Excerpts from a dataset
=== Section Start ===

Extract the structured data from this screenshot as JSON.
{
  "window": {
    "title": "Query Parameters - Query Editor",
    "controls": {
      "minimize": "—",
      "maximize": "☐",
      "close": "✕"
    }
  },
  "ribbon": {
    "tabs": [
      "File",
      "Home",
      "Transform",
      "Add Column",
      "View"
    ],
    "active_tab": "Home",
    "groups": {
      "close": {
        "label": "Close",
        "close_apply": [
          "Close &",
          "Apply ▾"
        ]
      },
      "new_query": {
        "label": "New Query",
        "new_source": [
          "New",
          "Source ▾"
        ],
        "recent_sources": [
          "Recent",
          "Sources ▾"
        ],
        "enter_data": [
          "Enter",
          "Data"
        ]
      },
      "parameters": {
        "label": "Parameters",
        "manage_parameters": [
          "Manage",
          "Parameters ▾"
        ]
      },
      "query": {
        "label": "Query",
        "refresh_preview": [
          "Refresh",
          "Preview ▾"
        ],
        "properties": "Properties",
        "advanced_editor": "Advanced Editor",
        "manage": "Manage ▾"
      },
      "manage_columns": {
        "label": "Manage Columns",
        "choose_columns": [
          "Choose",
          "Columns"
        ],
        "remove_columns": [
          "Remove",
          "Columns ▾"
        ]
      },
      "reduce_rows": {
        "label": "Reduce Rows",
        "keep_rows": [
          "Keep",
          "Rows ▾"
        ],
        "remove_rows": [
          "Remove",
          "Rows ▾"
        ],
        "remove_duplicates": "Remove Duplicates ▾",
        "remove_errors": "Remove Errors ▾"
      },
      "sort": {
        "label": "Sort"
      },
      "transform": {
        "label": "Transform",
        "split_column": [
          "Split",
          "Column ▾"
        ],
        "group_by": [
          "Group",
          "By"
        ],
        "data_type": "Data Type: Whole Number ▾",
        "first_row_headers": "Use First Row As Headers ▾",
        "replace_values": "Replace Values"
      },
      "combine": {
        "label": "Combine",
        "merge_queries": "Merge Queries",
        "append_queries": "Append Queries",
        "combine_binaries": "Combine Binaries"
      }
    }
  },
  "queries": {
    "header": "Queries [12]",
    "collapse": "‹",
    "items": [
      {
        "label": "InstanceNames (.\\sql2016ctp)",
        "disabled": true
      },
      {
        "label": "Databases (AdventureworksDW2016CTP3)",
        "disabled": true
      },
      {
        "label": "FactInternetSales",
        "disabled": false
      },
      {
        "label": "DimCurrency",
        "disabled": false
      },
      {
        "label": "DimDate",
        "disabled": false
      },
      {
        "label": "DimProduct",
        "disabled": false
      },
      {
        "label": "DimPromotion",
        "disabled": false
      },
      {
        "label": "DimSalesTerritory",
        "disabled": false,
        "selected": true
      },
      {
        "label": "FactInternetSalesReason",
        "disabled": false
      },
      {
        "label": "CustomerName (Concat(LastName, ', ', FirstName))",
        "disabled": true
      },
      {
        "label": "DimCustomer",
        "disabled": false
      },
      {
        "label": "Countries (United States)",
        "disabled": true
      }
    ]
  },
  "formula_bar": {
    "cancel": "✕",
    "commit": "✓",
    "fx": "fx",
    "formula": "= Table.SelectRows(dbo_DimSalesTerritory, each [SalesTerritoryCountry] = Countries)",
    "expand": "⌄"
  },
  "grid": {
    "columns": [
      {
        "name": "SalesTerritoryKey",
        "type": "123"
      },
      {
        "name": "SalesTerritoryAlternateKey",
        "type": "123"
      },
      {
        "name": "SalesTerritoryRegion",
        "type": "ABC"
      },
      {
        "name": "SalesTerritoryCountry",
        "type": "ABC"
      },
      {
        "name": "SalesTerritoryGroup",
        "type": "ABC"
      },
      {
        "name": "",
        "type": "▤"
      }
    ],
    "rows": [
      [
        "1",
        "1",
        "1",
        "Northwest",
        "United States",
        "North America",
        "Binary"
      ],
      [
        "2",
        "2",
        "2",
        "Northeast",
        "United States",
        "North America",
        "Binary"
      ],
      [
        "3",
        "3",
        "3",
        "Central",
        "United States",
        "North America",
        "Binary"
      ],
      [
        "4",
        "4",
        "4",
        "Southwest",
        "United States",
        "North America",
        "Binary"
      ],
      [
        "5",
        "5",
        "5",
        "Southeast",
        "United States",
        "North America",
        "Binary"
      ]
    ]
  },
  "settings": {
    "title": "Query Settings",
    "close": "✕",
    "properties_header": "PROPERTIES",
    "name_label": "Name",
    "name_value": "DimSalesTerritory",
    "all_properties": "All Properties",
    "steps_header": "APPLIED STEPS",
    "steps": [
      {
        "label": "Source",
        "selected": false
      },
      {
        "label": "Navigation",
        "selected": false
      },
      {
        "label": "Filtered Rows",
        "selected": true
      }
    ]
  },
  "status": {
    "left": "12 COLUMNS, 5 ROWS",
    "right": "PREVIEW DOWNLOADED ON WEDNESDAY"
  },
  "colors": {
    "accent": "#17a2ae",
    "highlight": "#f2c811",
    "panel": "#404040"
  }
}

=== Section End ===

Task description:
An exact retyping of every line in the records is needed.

Result for this exercise:
Extract the structured data from this screenshot as JSON.
{
  "window": {
    "title": "Query Parameters - Query Editor",
    "controls": {
      "minimize": "—",
      "maximize": "☐",
      "close": "✕"
    }
  },
  "ribbon": {
    "tabs": [
      "File",
      "Home",
      "Transform",
      "Add Column",
      "View"
    ],
    "active_tab": "Home",
    "groups": {
      "close": {
        "label": "Close",
        "close_apply": [
          "Close &",
          "Apply ▾"
        ]
      },
      "new_query": {
        "label": "New Query",
        "new_source": [
          "New",
          "Source ▾"
        ],
        "recent_sources": [
          "Recent",
          "Sources ▾"
        ],
        "enter_data": [
          "Enter",
          "Data"
        ]
      },
      "parameters": {
        "label": "Parameters",
        "manage_parameters": [
          "Manage",
          "Parameters ▾"
        ]
      },
      "query": {
        "label": "Query",
        "refresh_preview": [
          "Refresh",
          "Preview ▾"
        ],
        "properties": "Properties",
        "advanced_editor": "Advanced Editor",
        "manage": "Manage ▾"
      },
      "manage_columns": {
        "label": "Manage Columns",
        "choose_columns": [
          "Choose",
          "Columns"
        ],
        "remove_columns": [
          "Remove",
          "Columns ▾"
        ]
      },
      "reduce_rows": {
        "label": "Reduce Rows",
        "keep_rows": [
          "Keep",
          "Rows ▾"
        ],
        "remove_rows": [
          "Remove",
          "Rows ▾"
        ],
        "remove_duplicates": "Remove Duplicates ▾",
        "remove_errors": "Remove Errors ▾"
      },
      "sort": {
        "label": "Sort"
      },
      "transform": {
        "label": "Transform",
        "split_column": [
          "Split",
          "Column ▾"
        ],
        "group_by": [
          "Group",
          "By"
        ],
        "data_type": "Data Type: Whole Number ▾",
        "first_row_headers": "Use First Row As Headers ▾",
        "replace_values": "Replace Values"
      },
      "combine": {
        "label": "Combine",
        "merge_queries": "Merge Queries",
        "append_queries": "Append Queries",
        "combine_binaries": "Combine Binaries"
      }
    }
  },
  "queries": {
    "header": "Queries [12]",
    "collapse": "‹",
    "items": [
      {
        "label": "InstanceNames (.\\sql2016ctp)",
        "disabled": true
      },
      {
        "label": "Databases (AdventureworksDW2016CTP3)",
        "disabled": true
      },
      {
        "label": "FactInternetSales",
        "disabled": false
      },
      {
        "label": "DimCurrency",
        "disabled": false
      },
      {
        "label": "DimDate",
        "disabled": false
      },
      {
        "label": "DimProduct",
        "disabled": false
      },
      {
        "label": "DimPromotion",
        "disabled": false
      },
      {
        "label": "DimSalesTerritory",
        "disabled": false,
        "selected": true
      },
      {
        "label": "FactInternetSalesReason",
        "disabled": false
      },
      {
        "label": "CustomerName (Concat(LastName, ', ', FirstName))",
        "disabled": true
      },
      {
        "label": "DimCustomer",
        "disabled": false
      },
      {
        "label": "Countries (United States)",
        "disabled": true
      }
    ]
  },
  "formula_bar": {
    "cancel": "✕",
    "commit": "✓",
    "fx": "fx",
    "formula": "= Table.SelectRows(dbo_DimSalesTerritory, each [SalesTerritoryCountry] = Countries)",
    "expand": "⌄"
  },
  "grid": {
    "columns": [
      {
        "name": "SalesTerritoryKey",
        "type": "123"
      },
      {
        "name": "SalesTerritoryAlternateKey",
        "type": "123"
      },
      {
        "name": "SalesTerritoryRegion",
        "type": "ABC"
      },
      {
        "name": "SalesTerritoryCountry",
        "type": "ABC"
      },
      {
        "name": "SalesTerritoryGroup",
        "type": "ABC"
      },
      {
        "name": "",
        "type": "▤"
      }
    ],
    "rows": [
      [
        "1",
        "1",
        "1",
        "Northwest",
        "United States",
        "North America",
        "Binary"
      ],
      [
        "2",
        "2",
        "2",
        "Northeast",
        "United States",
        "North America",
        "Binary"
      ],
      [
        "3",
        "3",
        "3",
        "Central",
        "United States",
        "North America",
        "Binary"
      ],
      [
        "4",
        "4",
        "4",
        "Southwest",
        "United States",
        "North America",
        "Binary"
      ],
      [
        "5",
        "5",
        "5",
        "Southeast",
        "United States",
        "North America",
        "Binary"
      ]
    ]
  },
  "settings": {
    "title": "Query Settings",
    "close": "✕",
    "properties_header": "PROPERTIES",
    "name_label": "Name",
    "name_value": "DimSalesTerritory",
    "all_properties": "All Properties",
    "steps_header": "APPLIED STEPS",
    "steps": [
      {
        "label": "Source",
        "selected": false
      },
      {
        "label": "Navigation",
        "selected": false
      },
      {
        "label": "Filtered Rows",
        "selected": true
      }
    ]
  },
  "status": {
    "left": "12 COLUMNS, 5 ROWS",
    "right": "PREVIEW DOWNLOADED ON WEDNESDAY"
  },
  "colors": {
    "accent": "#17a2ae",
    "highlight": "#f2c811",
    "panel": "#404040"
  }
}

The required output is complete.